Court of Appeals of Texas, Second District, Fort Worth
THE 396TH DISTRICT COURT OF TARRANT COUNTY TRIAL COURT NO.
GABRIEL, SUDDERTH, and PITTMAN, JJ.
T. PITTMAN JUSTICE
Billy Hawkins pled guilty to the offense of possession of
less than a gram of a controlled substance-methamphetamine,
and the trial court convicted him and sentenced him to six
months' confinement in state jail. See Tex.
Health & Safety Code Ann. §§ 481.102(6)
(providing that methamphetamine is in Penalty Group 1),
.115(a)–(b) (providing that possessing less than a gram
of a Penalty Group 1 substance without authorization is a
state jail felony) (West
The trial court also assessed $349 in court costs, including
a consolidated fee of $133. See Tex. Loc. Gov't
Code Ann. § 133.102 (West Supp. 2016).
sole point, Appellant contends that section 133.102 of the
local government code is facially unconstitutional because it
violates the Separation of Powers Clause of the Texas
Constitution. See Tex. Const. art. II, § 1;
Tex. Loc. Gov't Code Ann. § 133.102(a)(1), (e).
Bound by precedent of the Texas Court of Criminal Appeals, we
agree in part but can award Appellant no relief. We therefore
affirm the trial court's judgment.
Appellant's Complaint About Consolidated Fees Assessed
After Sentencing May Be Raised First on Appeal.
maintaining that Appellant should have preserved his
complaint, the State recognizes that we have held that it may
be raised for the first time on appeal. See Ingram v.
State, 503 S.W.3d 745, 748 (Tex. App.-Fort Worth 2016,
pet. ref'd). Following our precedent, we shall address
Appellant Contends That Section 133.102(a)(1) Is Facially
Unconstitutional Because It Violates the Separation of Powers
Appellant argues that the statute's allocation of various
minimum percentages of the $133 consolidated fee to
"accounts and funds" for "abused
children's counseling," "law enforcement
officers standards and education," and
"comprehensive rehabilitation" is unlawful taxation
because those funds allow spending for purposes other than
"legitimate criminal justice purposes." Tex. Loc.
Gov't Code Ann. § 133.102(a)(1), (e)(1), (5), (6);
see Peraza v. State, 467 S.W.3d 508, 518 (Tex. Crim.
App. 2015), cert. denied, 136 S. Ct. 1188 (2016). He
therefore argues that section 133.102 violates the Separation
of Powers Clause of the Texas Constitution because it

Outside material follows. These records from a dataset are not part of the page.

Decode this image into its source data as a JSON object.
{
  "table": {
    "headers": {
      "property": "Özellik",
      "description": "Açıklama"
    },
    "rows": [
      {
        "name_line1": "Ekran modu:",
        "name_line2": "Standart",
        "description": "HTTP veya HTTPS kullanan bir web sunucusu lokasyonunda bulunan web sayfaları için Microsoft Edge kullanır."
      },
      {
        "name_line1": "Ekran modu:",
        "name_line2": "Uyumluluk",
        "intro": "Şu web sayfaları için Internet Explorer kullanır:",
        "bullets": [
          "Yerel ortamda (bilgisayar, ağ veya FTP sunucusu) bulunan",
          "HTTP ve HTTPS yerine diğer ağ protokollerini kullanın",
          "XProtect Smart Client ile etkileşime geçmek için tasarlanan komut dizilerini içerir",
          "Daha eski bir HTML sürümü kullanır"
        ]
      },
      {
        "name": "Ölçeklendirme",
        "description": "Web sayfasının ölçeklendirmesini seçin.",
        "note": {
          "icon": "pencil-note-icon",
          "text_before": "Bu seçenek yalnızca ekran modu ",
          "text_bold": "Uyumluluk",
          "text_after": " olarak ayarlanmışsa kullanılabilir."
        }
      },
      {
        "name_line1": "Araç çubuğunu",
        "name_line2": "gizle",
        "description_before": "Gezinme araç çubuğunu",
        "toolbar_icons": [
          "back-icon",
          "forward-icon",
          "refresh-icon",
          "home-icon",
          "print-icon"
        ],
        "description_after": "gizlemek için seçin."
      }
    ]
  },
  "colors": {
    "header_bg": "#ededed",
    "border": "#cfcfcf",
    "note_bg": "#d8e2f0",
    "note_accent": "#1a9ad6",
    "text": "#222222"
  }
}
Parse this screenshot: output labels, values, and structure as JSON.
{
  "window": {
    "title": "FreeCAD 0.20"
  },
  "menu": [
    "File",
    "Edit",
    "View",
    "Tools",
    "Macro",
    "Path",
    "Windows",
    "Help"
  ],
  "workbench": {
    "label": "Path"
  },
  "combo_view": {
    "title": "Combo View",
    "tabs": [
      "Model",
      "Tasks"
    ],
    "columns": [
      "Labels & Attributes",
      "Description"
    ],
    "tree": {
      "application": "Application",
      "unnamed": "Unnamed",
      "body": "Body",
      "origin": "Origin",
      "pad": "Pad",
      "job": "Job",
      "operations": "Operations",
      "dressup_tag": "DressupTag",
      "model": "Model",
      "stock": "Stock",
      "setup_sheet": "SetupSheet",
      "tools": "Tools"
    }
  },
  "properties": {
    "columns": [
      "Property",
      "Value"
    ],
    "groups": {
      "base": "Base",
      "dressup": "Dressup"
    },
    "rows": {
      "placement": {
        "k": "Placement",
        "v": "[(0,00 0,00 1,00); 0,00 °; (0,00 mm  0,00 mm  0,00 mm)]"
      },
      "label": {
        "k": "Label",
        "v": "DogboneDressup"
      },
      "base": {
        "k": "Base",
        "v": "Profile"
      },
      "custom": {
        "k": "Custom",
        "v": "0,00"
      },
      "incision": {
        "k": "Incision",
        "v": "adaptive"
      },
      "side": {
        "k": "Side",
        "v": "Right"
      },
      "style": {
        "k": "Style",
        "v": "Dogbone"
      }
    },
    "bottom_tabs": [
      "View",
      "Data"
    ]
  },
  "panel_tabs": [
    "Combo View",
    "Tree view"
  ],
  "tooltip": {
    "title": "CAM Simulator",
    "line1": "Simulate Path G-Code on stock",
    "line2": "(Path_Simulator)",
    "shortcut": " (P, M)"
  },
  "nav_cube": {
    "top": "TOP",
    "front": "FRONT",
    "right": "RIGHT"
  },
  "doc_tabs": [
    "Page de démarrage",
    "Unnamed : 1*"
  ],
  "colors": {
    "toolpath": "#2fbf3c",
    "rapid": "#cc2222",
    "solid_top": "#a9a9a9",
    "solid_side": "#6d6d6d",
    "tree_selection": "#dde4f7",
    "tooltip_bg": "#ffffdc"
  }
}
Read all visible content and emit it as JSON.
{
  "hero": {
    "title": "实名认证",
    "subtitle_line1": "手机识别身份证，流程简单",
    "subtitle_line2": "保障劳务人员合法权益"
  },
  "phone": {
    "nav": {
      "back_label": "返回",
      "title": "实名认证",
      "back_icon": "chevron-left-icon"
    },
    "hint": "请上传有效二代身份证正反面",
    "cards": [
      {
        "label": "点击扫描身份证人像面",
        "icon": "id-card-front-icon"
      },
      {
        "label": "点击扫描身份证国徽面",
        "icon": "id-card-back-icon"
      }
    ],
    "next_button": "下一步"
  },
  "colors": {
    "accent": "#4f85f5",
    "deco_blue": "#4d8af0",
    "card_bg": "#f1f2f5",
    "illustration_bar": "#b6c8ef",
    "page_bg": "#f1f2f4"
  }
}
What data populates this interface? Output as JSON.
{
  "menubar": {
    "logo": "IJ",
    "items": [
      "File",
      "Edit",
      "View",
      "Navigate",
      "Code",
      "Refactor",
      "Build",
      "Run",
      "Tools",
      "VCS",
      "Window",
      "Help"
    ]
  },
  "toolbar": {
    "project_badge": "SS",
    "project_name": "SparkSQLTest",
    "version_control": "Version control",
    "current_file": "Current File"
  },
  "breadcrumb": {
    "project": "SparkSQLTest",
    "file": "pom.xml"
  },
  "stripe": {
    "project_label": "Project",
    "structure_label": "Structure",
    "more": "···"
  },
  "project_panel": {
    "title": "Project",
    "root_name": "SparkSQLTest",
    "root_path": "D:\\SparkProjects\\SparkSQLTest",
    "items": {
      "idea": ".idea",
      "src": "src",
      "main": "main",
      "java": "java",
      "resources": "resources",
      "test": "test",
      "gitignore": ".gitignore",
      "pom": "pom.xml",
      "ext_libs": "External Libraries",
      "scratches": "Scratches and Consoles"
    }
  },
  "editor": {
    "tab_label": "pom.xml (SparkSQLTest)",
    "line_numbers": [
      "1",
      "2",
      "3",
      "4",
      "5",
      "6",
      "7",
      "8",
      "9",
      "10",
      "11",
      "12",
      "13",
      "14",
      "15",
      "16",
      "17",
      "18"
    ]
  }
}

transforms the courts into tax collectors, foisting a
function of the executive branch onto the judicial branch.
The Texas Court of Criminal Appeals Recently Held Portions of
Section 133.102 Facially Unconstitutional Because They
Violate the Separation of Powers Clause.
in Salinas v. State, the Texas Court of Criminal
Appeals partially upheld the same argument Appellant now
advances. No. PD-0170-16, 2017 WL 915525, at *4, *5 (Tex.
Crim. App. Mar. 8, 2017). The Salinas court declared
section 133.102 facially unconstitutional in violation of the
Texas Constitution's Separation of Powers Clause to the
extent that the statute allocates funds collected by the
trial courts to the "comprehensive rehabilitation"
account and the "abused children's counseling"
account, Tex. Loc. Gov't Code Ann. § 133.102(a)(1),
(e)(1), (6), because those accounts do not serve a
"legitimate criminal justice purpose." 2017 WL
915525, at *4, *5. We therefore sustain Appellant's point
to the extent that it complains of the allocation of funds
under those two subsections.
The Texas Court of Criminal Appeals Narrowly Limited the
Retroactivity of Its Holding.
Texas Court of Criminal Appeals determined in
Salinas, however, that its holding has limited
retroactive effect. Id. at *6. The court applied the
Stovall test in deciding the retroactivity of its
holding because the offending subsections of the statute
violated the powers of the judicial branch, not a personal
right of the defendant. Id.; see Stovall v. Denno,388 U.S. 293, 297, 87 S. Ct. 1967, 1970 (1967) (noting in
federal habeas case that the retroactivity of a new
constitutional rule of criminal procedure depends on (1) the
new rule's purpose, (2) how much law enforcement relied
on the old rule, and (3) the effect retroactivity would have
on the administration of justice), overruled by Griffith
v.Kentucky,479 U.S. 314, 107 S. Ct. 708
(1987); Taylor v. State,10 S.W.3d 673, 679 (Tex.
Crim. App. 2000) (recognizing that Griffith does not